> Your objective:
Once you have read the records below, report how many lines contain the word "Email", and give nothing besides that number.
──────── Records for the task
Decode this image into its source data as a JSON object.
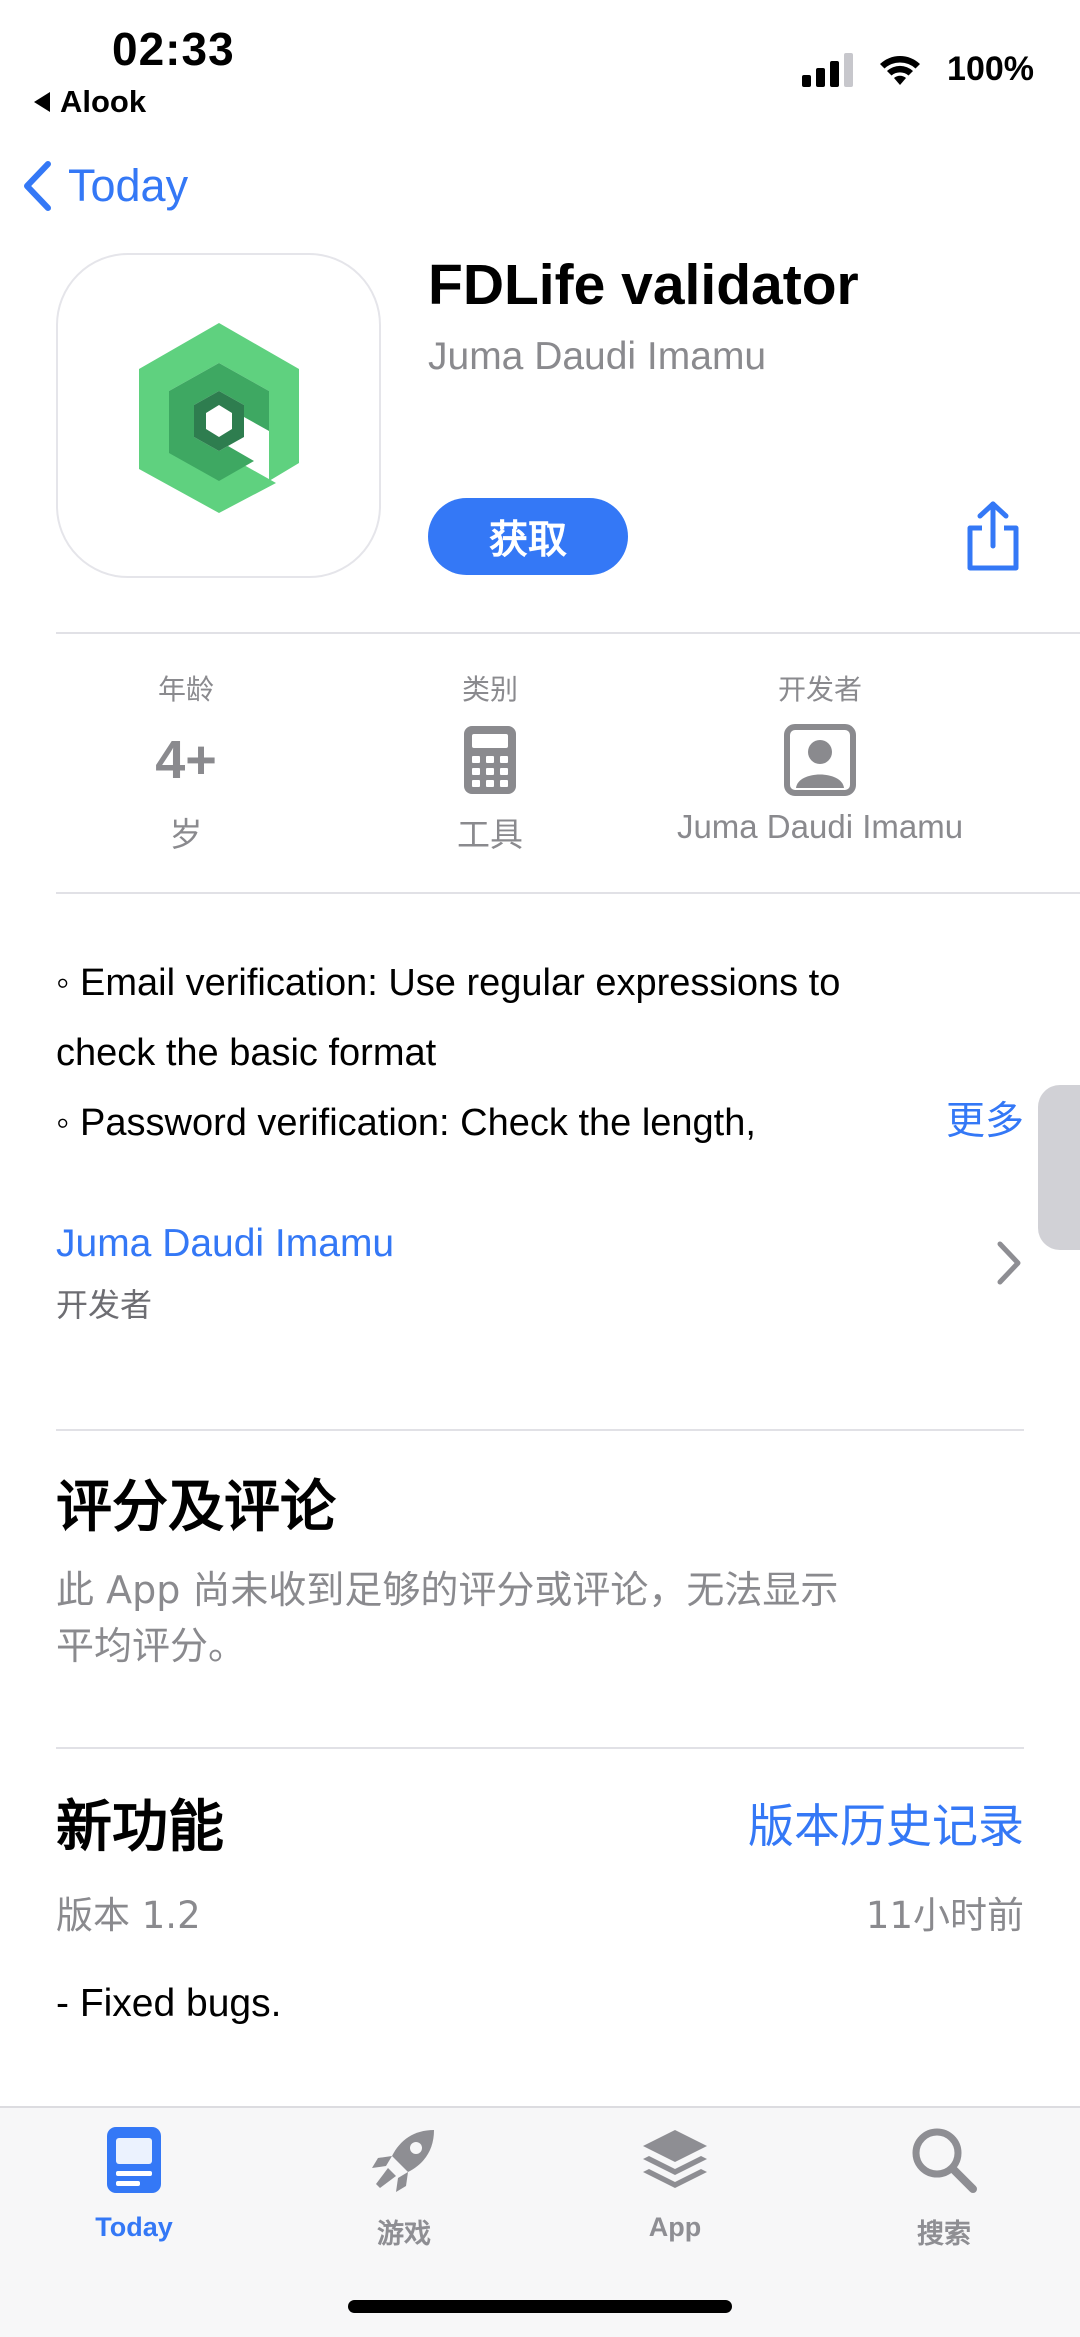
{
  "status_bar": {
    "time": "02:33",
    "back_app": "Alook",
    "battery": "100%"
  },
  "nav": {
    "back_label": "Today"
  },
  "app": {
    "title": "FDLife validator",
    "developer": "Juma Daudi Imamu",
    "get_label": "获取",
    "icon": "app-logo-icon"
  },
  "info": {
    "age_label": "年龄",
    "age_value": "4+",
    "age_unit": "岁",
    "category_label": "类别",
    "category_value": "工具",
    "category_icon": "calculator-icon",
    "developer_label": "开发者",
    "developer_value": "Juma Daudi Imamu",
    "developer_icon": "person-icon"
  },
  "description": {
    "line1": "◦ Email verification: Use regular expressions to",
    "line2": "check the basic format",
    "line3": "◦ Password verification: Check the length,",
    "more_label": "更多"
  },
  "developer_row": {
    "name": "Juma Daudi Imamu",
    "sub": "开发者"
  },
  "ratings": {
    "title": "评分及评论",
    "text_line1": "此 App 尚未收到足够的评分或评论，无法显示",
    "text_line2": "平均评分。"
  },
  "whats_new": {
    "title": "新功能",
    "history_label": "版本历史记录",
    "version": "版本 1.2",
    "time_ago": "11小时前",
    "notes": "- Fixed bugs."
  },
  "tabs": [
    {
      "label": "Today",
      "icon": "today-icon",
      "active": true
    },
    {
      "label": "游戏",
      "icon": "rocket-icon",
      "active": false
    },
    {
      "label": "App",
      "icon": "stack-icon",
      "active": false
    },
    {
      "label": "搜索",
      "icon": "search-icon",
      "active": false
    }
  ],
  "colors": {
    "accent": "#3478f6",
    "secondary_text": "#8a8a8e",
    "logo_green_light": "#5fd17f",
    "logo_green_dark": "#2e7d4f"
  }
}
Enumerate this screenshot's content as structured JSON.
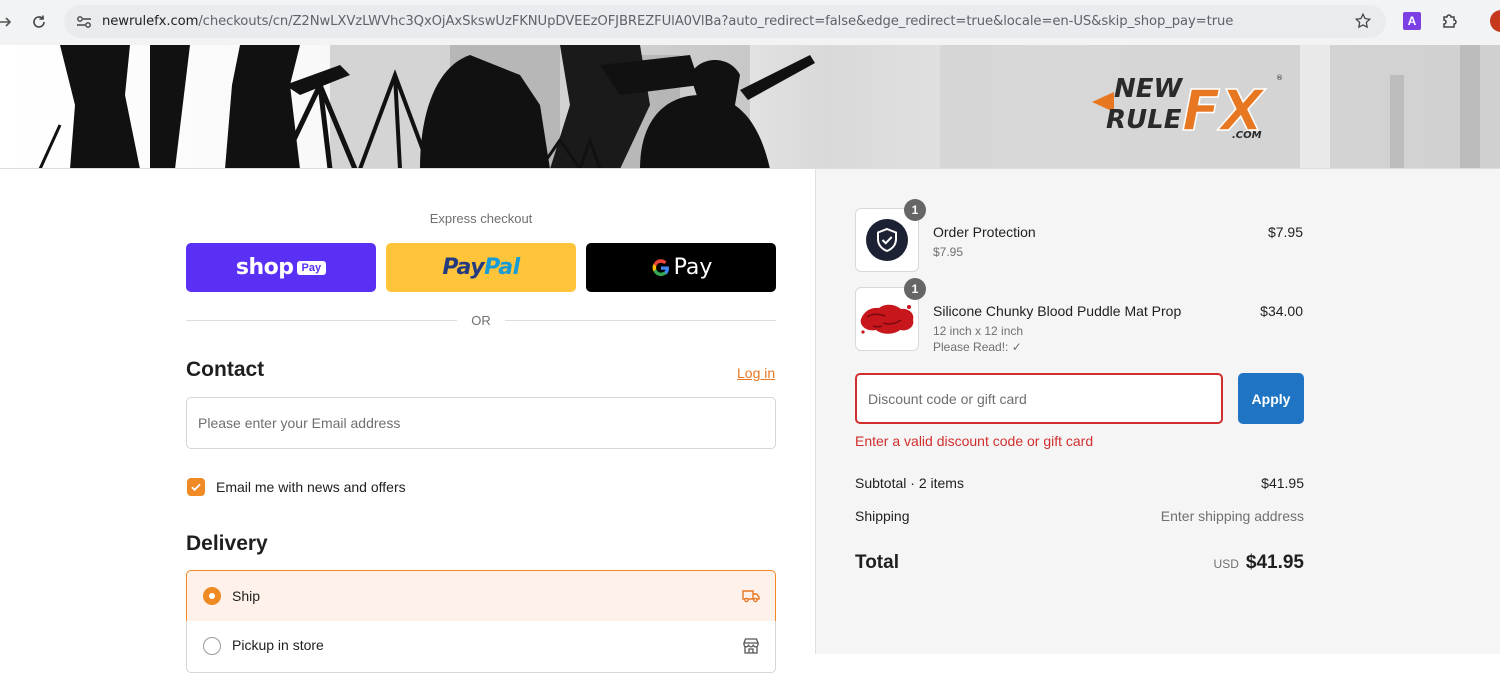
{
  "browser": {
    "url_host": "newrulefx.com",
    "url_path": "/checkouts/cn/Z2NwLXVzLWVhc3QxOjAxSkswUzFKNUpDVEEzOFJBREZFUlA0VlBa?auto_redirect=false&edge_redirect=true&locale=en-US&skip_shop_pay=true",
    "extension_letter": "A"
  },
  "banner": {
    "logo_line1": "NEW",
    "logo_line2": "RULE",
    "logo_fx": "FX",
    "logo_dotcom": ".COM"
  },
  "express": {
    "label": "Express checkout",
    "shop_word": "shop",
    "shop_pay": "Pay",
    "paypal_1": "Pay",
    "paypal_2": "Pal",
    "gpay_g": "G",
    "gpay_word": "Pay",
    "or": "OR"
  },
  "contact": {
    "title": "Contact",
    "login": "Log in",
    "email_placeholder": "Please enter your Email address",
    "newsletter_label": "Email me with news and offers",
    "newsletter_checked": true
  },
  "delivery": {
    "title": "Delivery",
    "options": [
      {
        "label": "Ship",
        "selected": true,
        "icon": "truck-icon"
      },
      {
        "label": "Pickup in store",
        "selected": false,
        "icon": "store-icon"
      }
    ]
  },
  "summary": {
    "items": [
      {
        "name": "Order Protection",
        "sub1": "$7.95",
        "sub2": "",
        "price": "$7.95",
        "qty": "1",
        "icon": "shield-check-icon"
      },
      {
        "name": "Silicone Chunky Blood Puddle Mat Prop",
        "sub1": "12 inch x 12 inch",
        "sub2": "Please Read!: ✓",
        "price": "$34.00",
        "qty": "1",
        "icon": "blood-puddle-image"
      }
    ],
    "discount_placeholder": "Discount code or gift card",
    "apply_label": "Apply",
    "error": "Enter a valid discount code or gift card",
    "subtotal_label": "Subtotal · 2 items",
    "subtotal_value": "$41.95",
    "shipping_label": "Shipping",
    "shipping_value": "Enter shipping address",
    "total_label": "Total",
    "currency": "USD",
    "total_value": "$41.95"
  },
  "colors": {
    "accent": "#f08a24",
    "error": "#d12f2f",
    "apply": "#1f74c4",
    "shop_pay": "#5a31f4",
    "paypal": "#ffc439"
  }
}
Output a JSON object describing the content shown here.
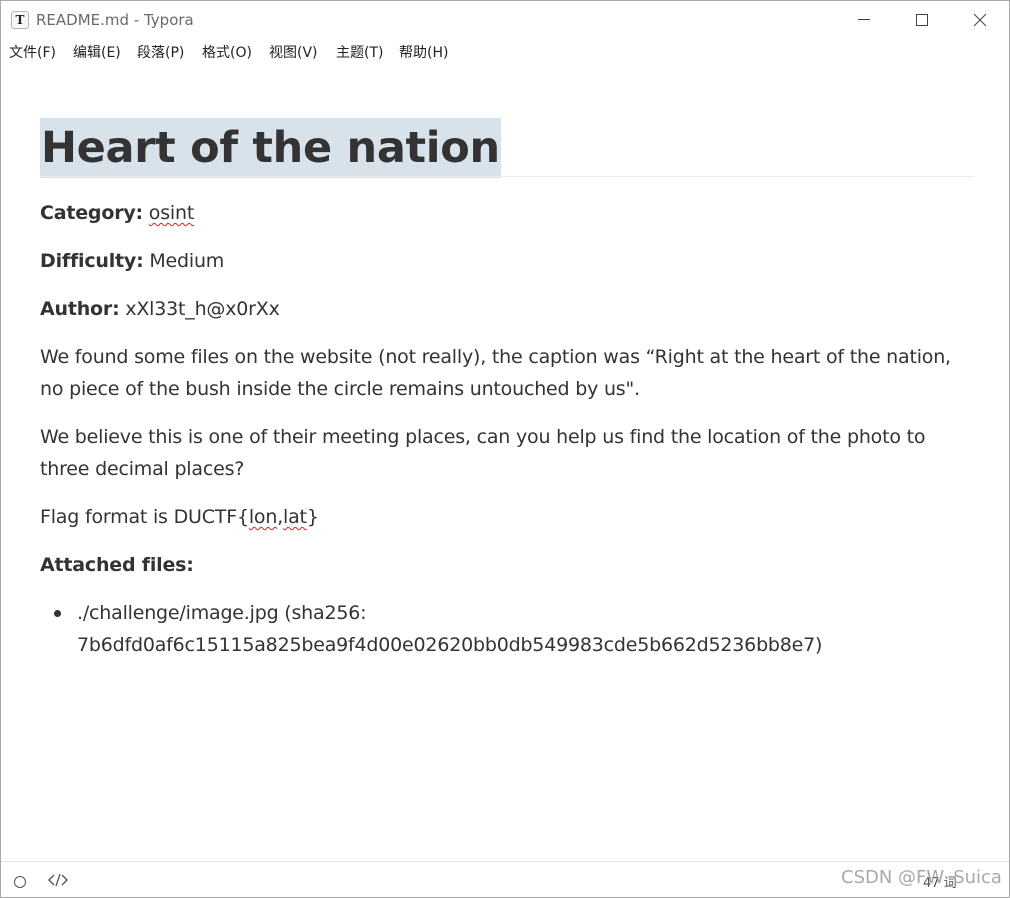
{
  "window": {
    "title": "README.md - Typora",
    "app_icon_letter": "T"
  },
  "menu": {
    "items": [
      {
        "label": "文件(F)"
      },
      {
        "label": "编辑(E)"
      },
      {
        "label": "段落(P)"
      },
      {
        "label": "格式(O)"
      },
      {
        "label": "视图(V)"
      },
      {
        "label": "主题(T)"
      },
      {
        "label": "帮助(H)"
      }
    ]
  },
  "document": {
    "heading": "Heart of the nation",
    "category_label": "Category:",
    "category_value": "osint",
    "difficulty_label": "Difficulty:",
    "difficulty_value": "Medium",
    "author_label": "Author:",
    "author_value": "xXl33t_h@x0rXx",
    "description_1": "We found some files on the website (not really), the caption was “Right at the heart of the nation, no piece of the bush inside the circle remains untouched by us\".",
    "description_2": "We believe this is one of their meeting places, can you help us find the location of the photo to three decimal places?",
    "flag_prefix": "Flag format is DUCTF{",
    "flag_lon": "lon",
    "flag_sep": ",",
    "flag_lat": "lat",
    "flag_suffix": "}",
    "attached_label": "Attached files:",
    "attachments": [
      {
        "text": "./challenge/image.jpg (sha256: 7b6dfd0af6c15115a825bea9f4d00e02620bb0db549983cde5b662d5236bb8e7)"
      }
    ]
  },
  "statusbar": {
    "word_count": "47 词"
  },
  "watermark": "CSDN @FW_Suica",
  "colors": {
    "heading_highlight": "#d7e2ea",
    "text": "#333333",
    "spellcheck": "#e02020"
  }
}
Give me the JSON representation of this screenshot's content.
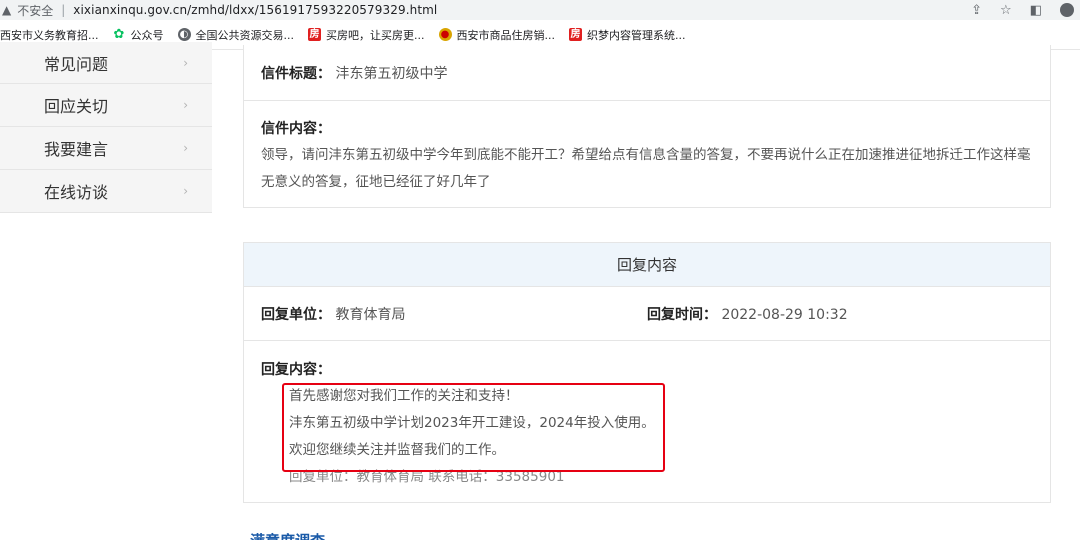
{
  "browser": {
    "security_label": "不安全",
    "url": "xixianxinqu.gov.cn/zmhd/ldxx/1561917593220579329.html"
  },
  "bookmarks": [
    {
      "label": "西安市义务教育招...",
      "icon": "none"
    },
    {
      "label": "公众号",
      "icon": "wechat-icon"
    },
    {
      "label": "全国公共资源交易...",
      "icon": "globe-icon"
    },
    {
      "label": "买房吧，让买房更...",
      "icon": "fang-icon",
      "icon_text": "房"
    },
    {
      "label": "西安市商品住房销...",
      "icon": "gov-emblem-icon"
    },
    {
      "label": "织梦内容管理系统...",
      "icon": "fang-icon",
      "icon_text": "房"
    }
  ],
  "sidebar": {
    "items": [
      {
        "label": "常见问题"
      },
      {
        "label": "回应关切"
      },
      {
        "label": "我要建言"
      },
      {
        "label": "在线访谈"
      }
    ]
  },
  "letter": {
    "title_label": "信件标题：",
    "title_value": "沣东第五初级中学",
    "content_label": "信件内容：",
    "content_text": "领导，请问沣东第五初级中学今年到底能不能开工？希望给点有信息含量的答复，不要再说什么正在加速推进征地拆迁工作这样毫无意义的答复，征地已经征了好几年了"
  },
  "reply": {
    "heading": "回复内容",
    "unit_label": "回复单位：",
    "unit_value": "教育体育局",
    "time_label": "回复时间：",
    "time_value": "2022-08-29 10:32",
    "content_label": "回复内容：",
    "lines": [
      "首先感谢您对我们工作的关注和支持！",
      "沣东第五初级中学计划2023年开工建设，2024年投入使用。",
      "欢迎您继续关注并监督我们的工作。",
      "回复单位：教育体育局 联系电话：33585901"
    ]
  },
  "survey": {
    "title": "满意度调查"
  },
  "colors": {
    "highlight": "#e60012",
    "reply_header_bg": "#eef5fb",
    "link_blue": "#1a5aa8"
  }
}
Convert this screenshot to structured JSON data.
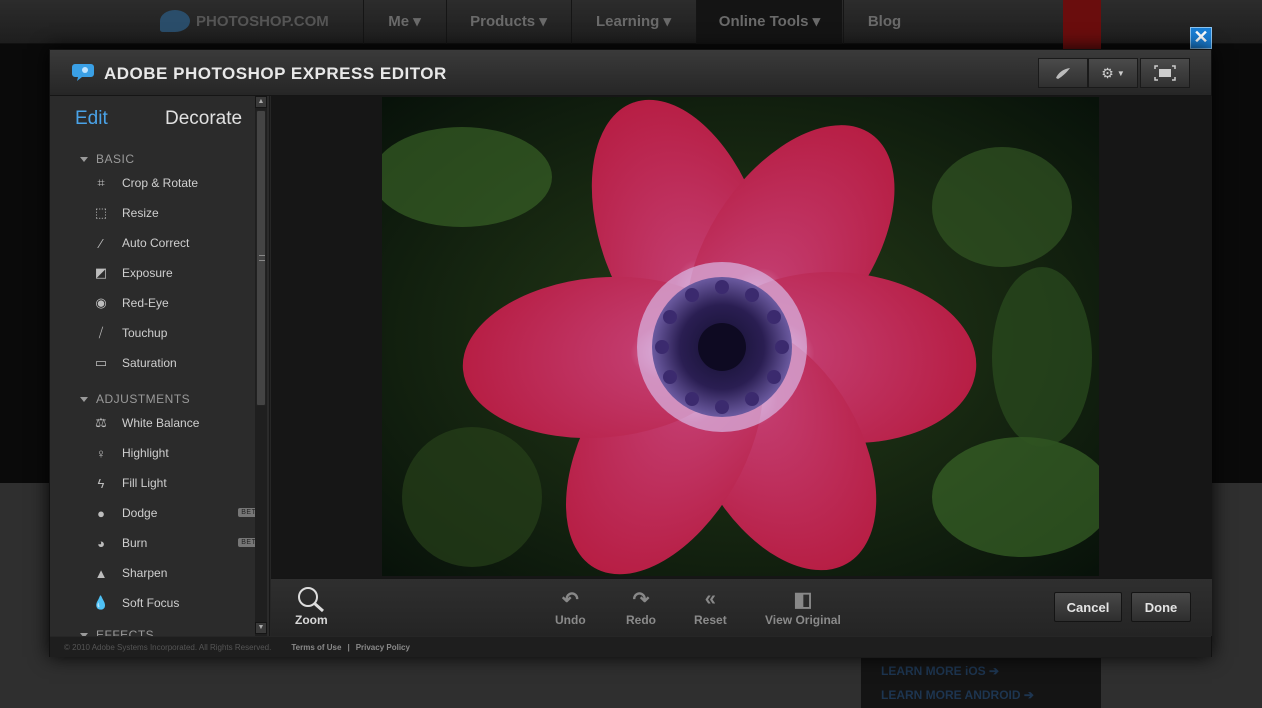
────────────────
> Answer box:
3